Correction: The article says the last fatal attack in the region occurred to the north of Arviat, near Rankin Inlet, in the year 2000 [my eyes must have slid right over this sentence without it sinking in!]:
“Dan Pimentel of Nunavut’s Environment Department said the last fatal polar bear mauling was in 2000 near Rankin Inlet, about 200 kilometres up the coast from Arviat.”
However, according to news reports at the time, that is incorrect: the date of the attack near Rankin Inlet was Friday 9 July 1999, which makes it similar in regards to time of year as the attack yesterday outside Arviat. The 1999 victim was Hattie Amitnak, a 64-year-old Baker Lake woman, who was mauled to death while trying to stop the 250-pound bear from attacking her companions, Moses Aliyak, 66, and his 12-year-old grandson, Cyrus Aliyak.
In fact, the last known Prior to 1999, a fatal attack also occurred in the fall of 1983 in Churchill, more than three decades ago, when a much later than usual freeze-up of the sea ice after a lacklustre spring feeding season left many hungry polar bears desperate for food. 1983 was one of the worst years for polar bear problems in Churchill since records began in the 1960s (see details here), although a “zero-tolerance” for bears in Churchill after a serious 2013 Hallowe’en night (November 1) mauling in town has skewed recent tallies of captured problem bears.
The 2013 mauling was blamed on a bear starving due to global warming, even though there is no evidence that was the case. Some people implied that freeze-up was late that fall (even though the average freeze-up date in the 1980s was 8 November, which is also when freeze-up occurred in 2017), or that most bears had come off the ice in poor condition due to an early breakup of the ice in 2013, which was simply not true.
That said, there are always some bears that don’t get enough to eat in spring because they lack hunting experience or cannot compete effectively with bigger, stronger bears – elderly and young bears 3-5 years old often struggle to get the food they need in spring, which is why starvation is the leading cause of death for polar bears (Amstrup 2003; Stirling 2011).

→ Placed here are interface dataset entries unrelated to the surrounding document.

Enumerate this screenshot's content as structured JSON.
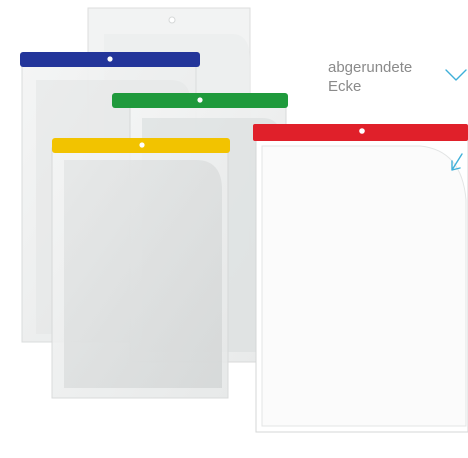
{
  "annotation": {
    "line1": "abgerundete",
    "line2": "Ecke",
    "arrow_color": "#3fb0d9"
  },
  "pockets": [
    {
      "name": "plain-pocket",
      "strip_color": "none"
    },
    {
      "name": "blue-pocket",
      "strip_color": "#23359a"
    },
    {
      "name": "green-pocket",
      "strip_color": "#1f9a3c"
    },
    {
      "name": "yellow-pocket",
      "strip_color": "#f2c300"
    },
    {
      "name": "red-pocket",
      "strip_color": "#e0202a"
    }
  ]
}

Some bears may have came ashore a bit earlier than usual in the northern portion of Western Hudson Bay this year because of the particular pattern of ice breakup but that does not mean the bear involved in this incident was starving.
We need to wait until information is released on the bear’s condition before any assumptions are made that this fatal mauling was due to a bear starving because of climate change.
Polar bears are always looking for food even when they are fat and healthy.
Gordy’s impression was that the bear was fearless in its approach and he had some strong words about tour operators around Churchill that let tourists get close to bears:
About Churchill Wild tours that Gordy refers to above:
“You will explore the Arctic landscape daily on foot with professional guides, in search of polar bears, although you may not have to go far! Our large picture windows showcase panoramic views of Hudson Bay, and polar bears do venture right up to both the windows and the Lodge fences.” [my bold]
Whether or not habituation of bears to people contributed to this attack, it is still a tragedy for the family and the community involved. See this most recent CBC account from late today (4 July 2018).
Amstrup, S.C. 2003. Polar bear (Ursus maritimus). In Wild Mammals of North America, G.A. Feldhamer, B.C. Thompson and J.A. Chapman (eds), pg. 587-610. Johns Hopkins University Press, Baltimore.
Stirling, I. 2011. Polar Bears: The Natural History of a Threatened Species. Fitzhenry & Whiteside, Markham.